It turns out that A Quiet Place star and director John Krasinki played the monster in the film, in addition to his role as a man trying to save his family from mysterious blind creatures with hypersensitive hearing.
Produced for approximately $17 million, A Quiet Place was an immediate commercial success when it opened in theaters back in April, as well as a critical darling. The film’s unorthodox approach to the horror genre sparked conversations amongst moviegoers, most notably in regard to the film’s characters, themes, and filmmaking style. Krasinski stars opposite his real-life wife Emily Blunt in the movie as married couple Lee and Evelyn Abbott, with Millicent Simmonds and Noah Jupe playing supporting roles as the duo’s onscreen children. Over the course of its box office run, A Quiet Place earned nearly $335 million at the worldwide box office.
During his recent appearance on ABC’s Jimmy Kimmel Live, Krasinksi revealed his true involvement in A Quiet Place’s monster narrative. After discussing the cinematic “love letter to [his] kids” and how he received approval for the film from both Guillermo del Toro and Stephen King, Krasinski admitted that he was, in fact, the actual monster. On set, A Quiet Place’s director explained how the monster should crawl, and then wore a motion suit to provide his physical interpretation, as evidenced by a photographic reveal during his talk show appearance. So, with that information in mind, A Quiet Place becomes even more remarkable, as the monster detail further demonstrates Krasinski’s level of investment for his third feature film. During the interview, Krasinski notes that he wrote the female lead role specifically for his wife, only he was cautious about offering the part, given Blunt’s acting resume.
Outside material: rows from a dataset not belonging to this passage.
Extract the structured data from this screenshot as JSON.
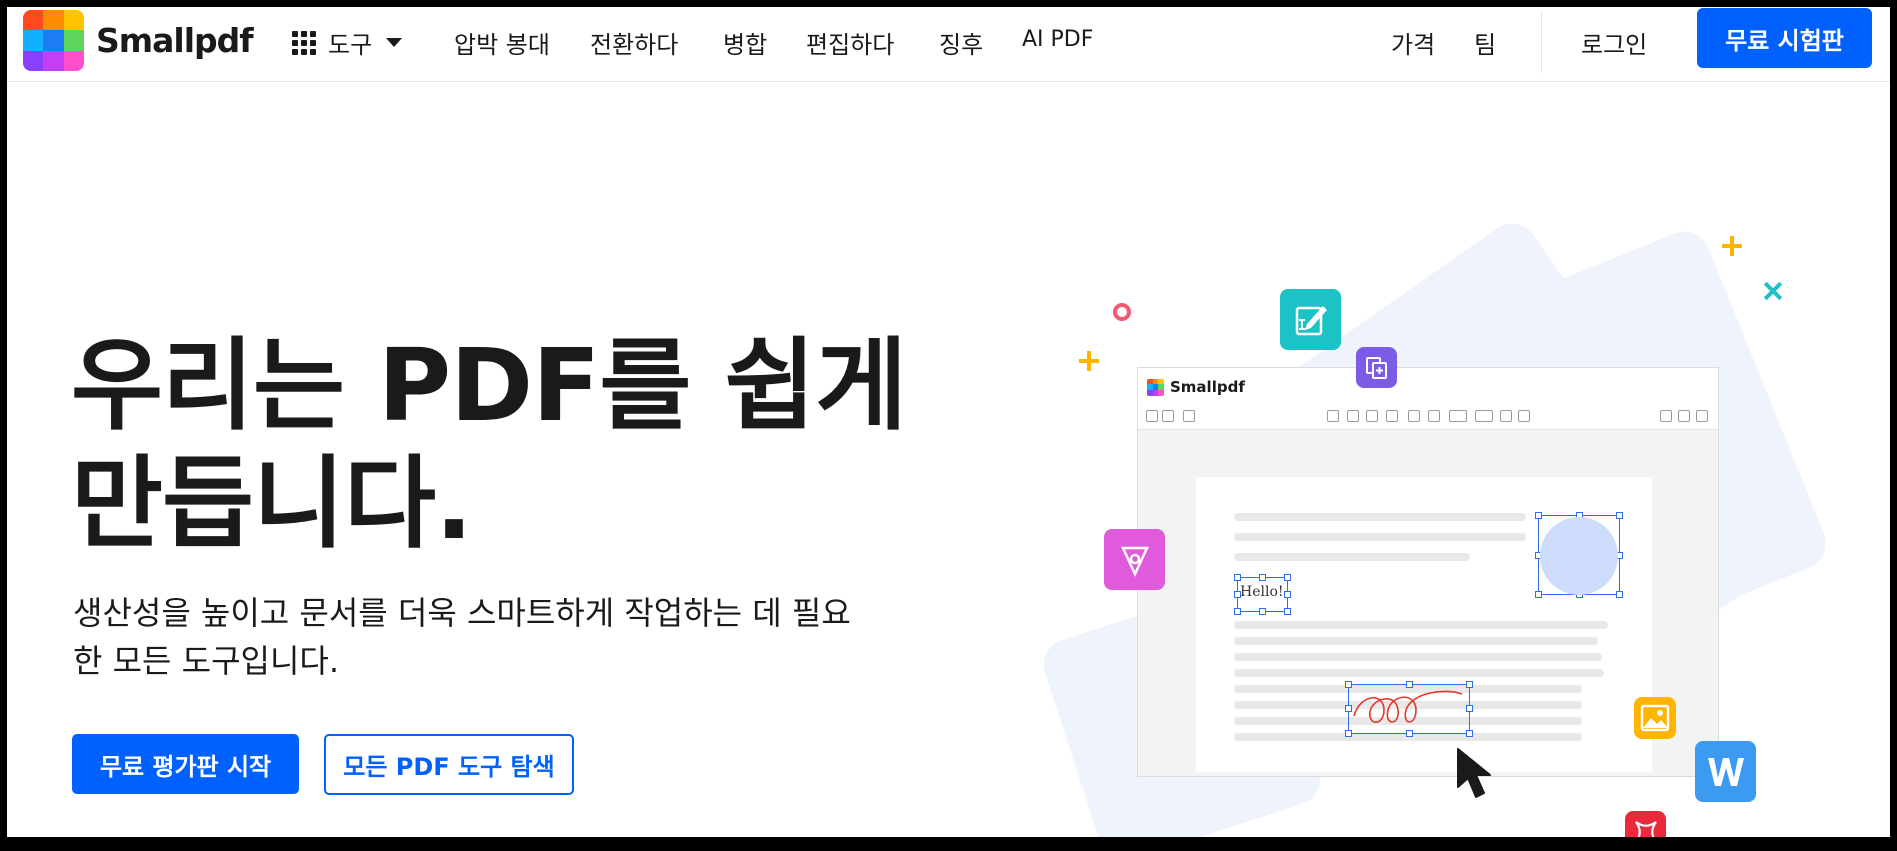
{
  "brand": {
    "name": "Smallpdf",
    "logo_colors": [
      "#ff4a1c",
      "#ff8c00",
      "#ffc300",
      "#12b0ff",
      "#1d7cf2",
      "#5ed65b",
      "#8a3ffc",
      "#c33ff5",
      "#ff4fcf"
    ]
  },
  "nav": {
    "tools_label": "도구",
    "links": [
      "압박 봉대",
      "전환하다",
      "병합",
      "편집하다",
      "징후",
      "AI PDF"
    ],
    "pricing": "가격",
    "team": "팀",
    "login": "로그인",
    "cta": "무료 시험판"
  },
  "hero": {
    "headline_line1": "우리는 PDF를 쉽게",
    "headline_line2": "만듭니다.",
    "subtitle": "생산성을 높이고 문서를 더욱 스마트하게 작업하는 데 필요한 모든 도구입니다.",
    "primary_cta": "무료 평가판 시작",
    "secondary_cta": "모든 PDF 도구 탐색"
  },
  "illustration": {
    "app_name": "Smallpdf",
    "sample_text": "Hello!",
    "icons": [
      "edit-icon",
      "add-page-icon",
      "pen-sign-icon",
      "image-icon",
      "word-icon",
      "compress-icon",
      "cursor-icon"
    ]
  },
  "colors": {
    "accent": "#0061fe",
    "text": "#1a1a1a",
    "teal": "#1dc2c6",
    "purple": "#7c5ce6",
    "pink": "#e05adc",
    "yellow": "#ffb400",
    "word_blue": "#3c9bf0",
    "red": "#e82a3a"
  }
}
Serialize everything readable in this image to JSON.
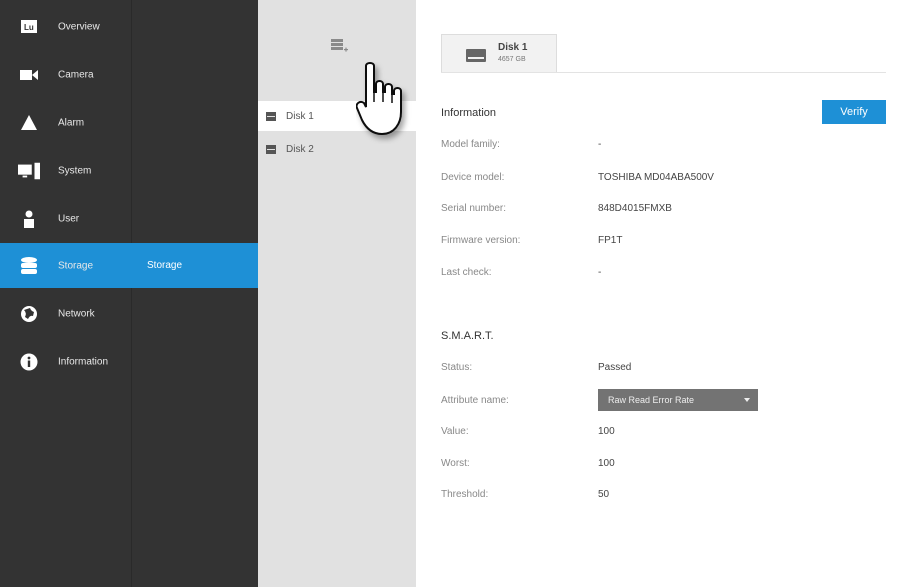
{
  "nav": {
    "items": [
      {
        "label": "Overview",
        "icon": "overview-icon"
      },
      {
        "label": "Camera",
        "icon": "camera-icon"
      },
      {
        "label": "Alarm",
        "icon": "alarm-icon"
      },
      {
        "label": "System",
        "icon": "system-icon"
      },
      {
        "label": "User",
        "icon": "user-icon"
      },
      {
        "label": "Storage",
        "icon": "storage-icon"
      },
      {
        "label": "Network",
        "icon": "network-icon"
      },
      {
        "label": "Information",
        "icon": "information-icon"
      }
    ],
    "active_index": 5,
    "sub_item": "Storage"
  },
  "disks": {
    "add_icon": "add-disk-icon",
    "list": [
      {
        "label": "Disk 1"
      },
      {
        "label": "Disk 2"
      }
    ],
    "selected_index": 0
  },
  "tab": {
    "name": "Disk 1",
    "size": "4657 GB"
  },
  "information": {
    "title": "Information",
    "verify_label": "Verify",
    "fields": [
      {
        "label": "Model family:",
        "value": "-"
      },
      {
        "label": "Device model:",
        "value": "TOSHIBA MD04ABA500V"
      },
      {
        "label": "Serial number:",
        "value": "848D4015FMXB"
      },
      {
        "label": "Firmware version:",
        "value": "FP1T"
      },
      {
        "label": "Last check:",
        "value": "-"
      }
    ]
  },
  "smart": {
    "title": "S.M.A.R.T.",
    "status_label": "Status:",
    "status_value": "Passed",
    "attribute_label": "Attribute name:",
    "attribute_value": "Raw Read Error Rate",
    "fields": [
      {
        "label": "Value:",
        "value": "100"
      },
      {
        "label": "Worst:",
        "value": "100"
      },
      {
        "label": "Threshold:",
        "value": "50"
      }
    ]
  },
  "colors": {
    "accent": "#1e90d6",
    "sidebar": "#333333",
    "panel": "#e1e1e1"
  }
}
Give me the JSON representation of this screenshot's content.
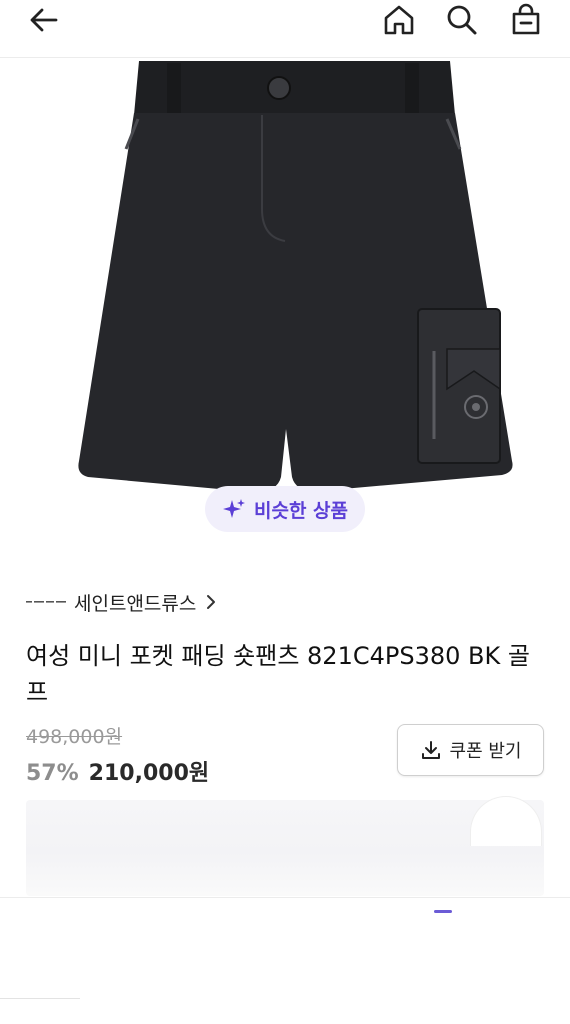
{
  "header": {
    "back_icon": "arrow-left-icon",
    "home_icon": "home-icon",
    "search_icon": "search-icon",
    "cart_icon": "shopping-bag-icon"
  },
  "similar_products": {
    "label": "비슷한 상품",
    "icon": "sparkle-icon",
    "accent_color": "#5b3fd6"
  },
  "brand": {
    "name": "세인트앤드류스",
    "chevron_icon": "chevron-right-icon"
  },
  "product": {
    "title": "여성 미니 포켓 패딩 숏팬츠 821C4PS380 BK 골프",
    "original_price": "498,000원",
    "discount": "57%",
    "price": "210,000원"
  },
  "coupon": {
    "label": "쿠폰 받기",
    "icon": "download-icon"
  }
}
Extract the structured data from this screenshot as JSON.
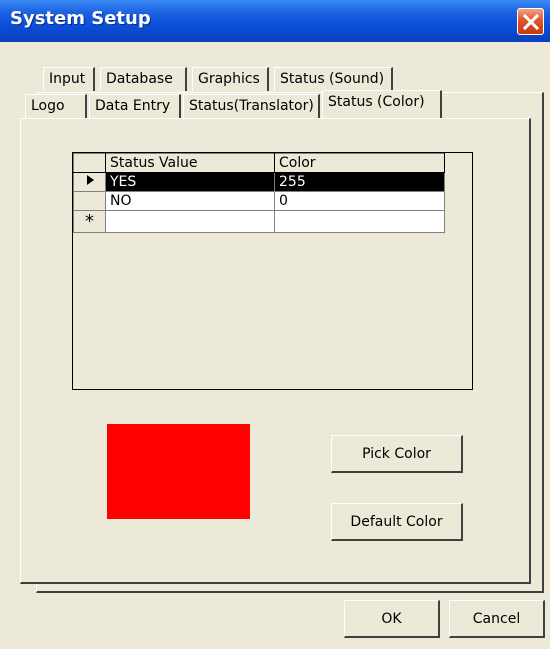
{
  "window": {
    "title": "System Setup"
  },
  "tabs_row1": [
    "Input",
    "Database",
    "Graphics",
    "Status (Sound)"
  ],
  "tabs_row2": [
    "Logo",
    "Data Entry",
    "Status(Translator)",
    "Status (Color)"
  ],
  "active_tab": "Status (Color)",
  "grid": {
    "columns": [
      "Status Value",
      "Color"
    ],
    "rows": [
      {
        "status": "YES",
        "color": "255",
        "selected": true
      },
      {
        "status": "NO",
        "color": "0",
        "selected": false
      }
    ],
    "new_row_marker": "*"
  },
  "preview_color": "#ff0000",
  "buttons": {
    "pick_color": "Pick Color",
    "default_color": "Default Color",
    "ok": "OK",
    "cancel": "Cancel"
  }
}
In 2009, Krasinski – the former star of NBC’s The Office – released his low-budget directorial debut Brief Interviews with Hideous Men, an adaption of David Foster Wallace’s 1999 short story collection. For Krasinski’s second feature, he enlisted Sharlto Copley, Anna Kendrick, and Charlie Day for The Hollars, a dramedy that failed to out-earn its $3.8 million budget during its theatrical run. Fortunately for Paramount Pictures, A Quiet Place succeeded through word-of-mouth, and a sequel is now in the works. Surprisingly, prolific horror-thriller producer Jason Blum revealed last June that Blumhouse would have rejected A Quiet Place because of budgetary concerns.
Now that A Quiet Place has become a cultural sensation, it will be interesting to see how Krasinski’s surprise hit fares during awards season.